▼
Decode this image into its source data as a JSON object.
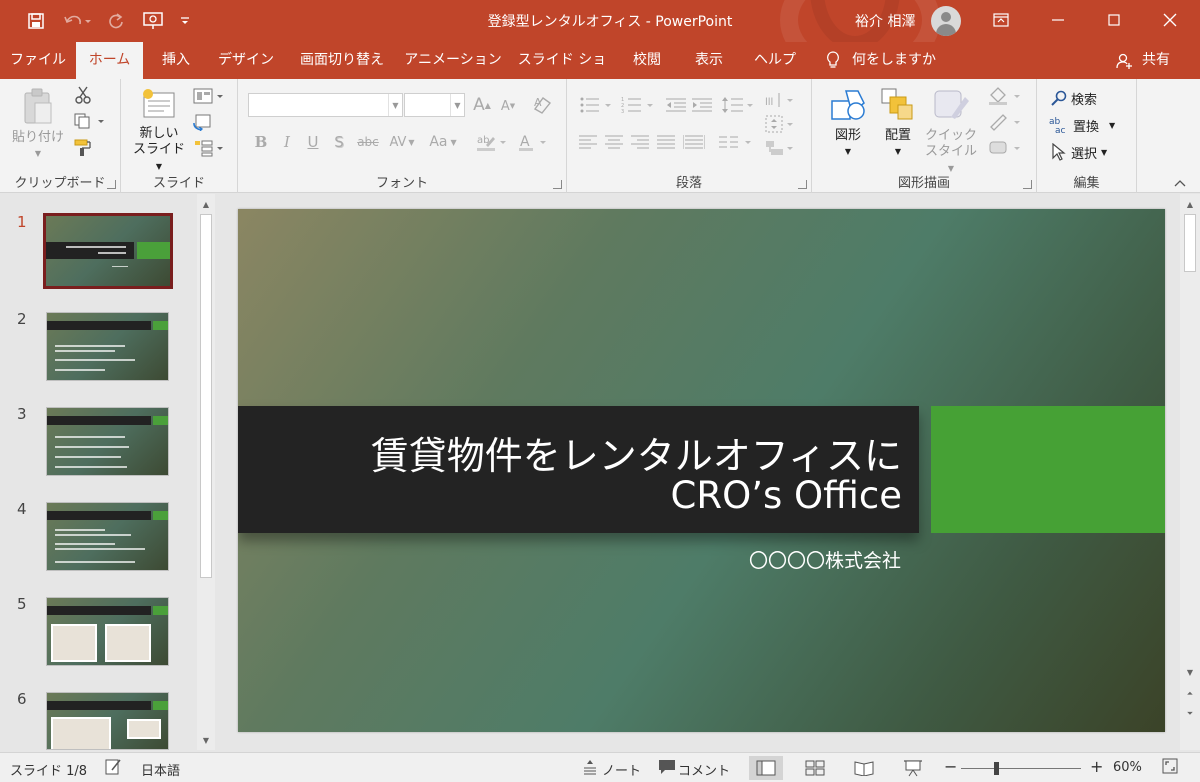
{
  "window": {
    "title": "登録型レンタルオフィス - PowerPoint",
    "user_name": "裕介 相澤"
  },
  "quick_access": [
    "save-icon",
    "undo-icon",
    "redo-icon",
    "present-from-start-icon",
    "customize-qat-icon"
  ],
  "tabs": [
    {
      "label": "ファイル"
    },
    {
      "label": "ホーム",
      "active": true
    },
    {
      "label": "挿入"
    },
    {
      "label": "デザイン"
    },
    {
      "label": "画面切り替え"
    },
    {
      "label": "アニメーション"
    },
    {
      "label": "スライド ショー"
    },
    {
      "label": "校閲"
    },
    {
      "label": "表示"
    },
    {
      "label": "ヘルプ"
    }
  ],
  "tell_me": "何をしますか",
  "share": "共有",
  "ribbon": {
    "clipboard": {
      "label": "クリップボード",
      "paste": "貼り付け"
    },
    "slides": {
      "label": "スライド",
      "new_slide_line1": "新しい",
      "new_slide_line2": "スライド"
    },
    "font": {
      "label": "フォント",
      "font_name": "",
      "font_size": "",
      "change_case": "Aa"
    },
    "paragraph": {
      "label": "段落"
    },
    "drawing": {
      "label": "図形描画",
      "shapes": "図形",
      "arrange": "配置",
      "quick_styles_line1": "クイック",
      "quick_styles_line2": "スタイル"
    },
    "editing": {
      "label": "編集",
      "find": "検索",
      "replace": "置換",
      "select": "選択"
    }
  },
  "thumbnails": [
    {
      "number": "1",
      "active": true
    },
    {
      "number": "2"
    },
    {
      "number": "3"
    },
    {
      "number": "4"
    },
    {
      "number": "5"
    },
    {
      "number": "6"
    }
  ],
  "slide": {
    "title_line1": "賃貸物件をレンタルオフィスに",
    "title_line2": "CRO’s Office",
    "subtitle": "〇〇〇〇株式会社"
  },
  "status": {
    "slide_indicator": "スライド 1/8",
    "language": "日本語",
    "notes": "ノート",
    "comments": "コメント",
    "zoom": "60%"
  },
  "colors": {
    "accent": "#c0452a",
    "slide_green": "#46a135",
    "slide_title_bar": "#232323"
  }
}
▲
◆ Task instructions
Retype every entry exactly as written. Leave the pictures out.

◆ Result for this task
Decode this image into its source data as a JSON object.
{
  "window": {
    "title": "登録型レンタルオフィス - PowerPoint",
    "user_name": "裕介 相澤"
  },
  "quick_access": [
    "save-icon",
    "undo-icon",
    "redo-icon",
    "present-from-start-icon",
    "customize-qat-icon"
  ],
  "tabs": [
    {
      "label": "ファイル"
    },
    {
      "label": "ホーム",
      "active": true
    },
    {
      "label": "挿入"
    },
    {
      "label": "デザイン"
    },
    {
      "label": "画面切り替え"
    },
    {
      "label": "アニメーション"
    },
    {
      "label": "スライド ショー"
    },
    {
      "label": "校閲"
    },
    {
      "label": "表示"
    },
    {
      "label": "ヘルプ"
    }
  ],
  "tell_me": "何をしますか",
  "share": "共有",
  "ribbon": {
    "clipboard": {
      "label": "クリップボード",
      "paste": "貼り付け"
    },
    "slides": {
      "label": "スライド",
      "new_slide_line1": "新しい",
      "new_slide_line2": "スライド"
    },
    "font": {
      "label": "フォント",
      "font_name": "",
      "font_size": "",
      "change_case": "Aa"
    },
    "paragraph": {
      "label": "段落"
    },
    "drawing": {
      "label": "図形描画",
      "shapes": "図形",
      "arrange": "配置",
      "quick_styles_line1": "クイック",
      "quick_styles_line2": "スタイル"
    },
    "editing": {
      "label": "編集",
      "find": "検索",
      "replace": "置換",
      "select": "選択"
    }
  },
  "thumbnails": [
    {
      "number": "1",
      "active": true
    },
    {
      "number": "2"
    },
    {
      "number": "3"
    },
    {
      "number": "4"
    },
    {
      "number": "5"
    },
    {
      "number": "6"
    }
  ],
  "slide": {
    "title_line1": "賃貸物件をレンタルオフィスに",
    "title_line2": "CRO’s Office",
    "subtitle": "〇〇〇〇株式会社"
  },
  "status": {
    "slide_indicator": "スライド 1/8",
    "language": "日本語",
    "notes": "ノート",
    "comments": "コメント",
    "zoom": "60%"
  },
  "colors": {
    "accent": "#c0452a",
    "slide_green": "#46a135",
    "slide_title_bar": "#232323"
  }
}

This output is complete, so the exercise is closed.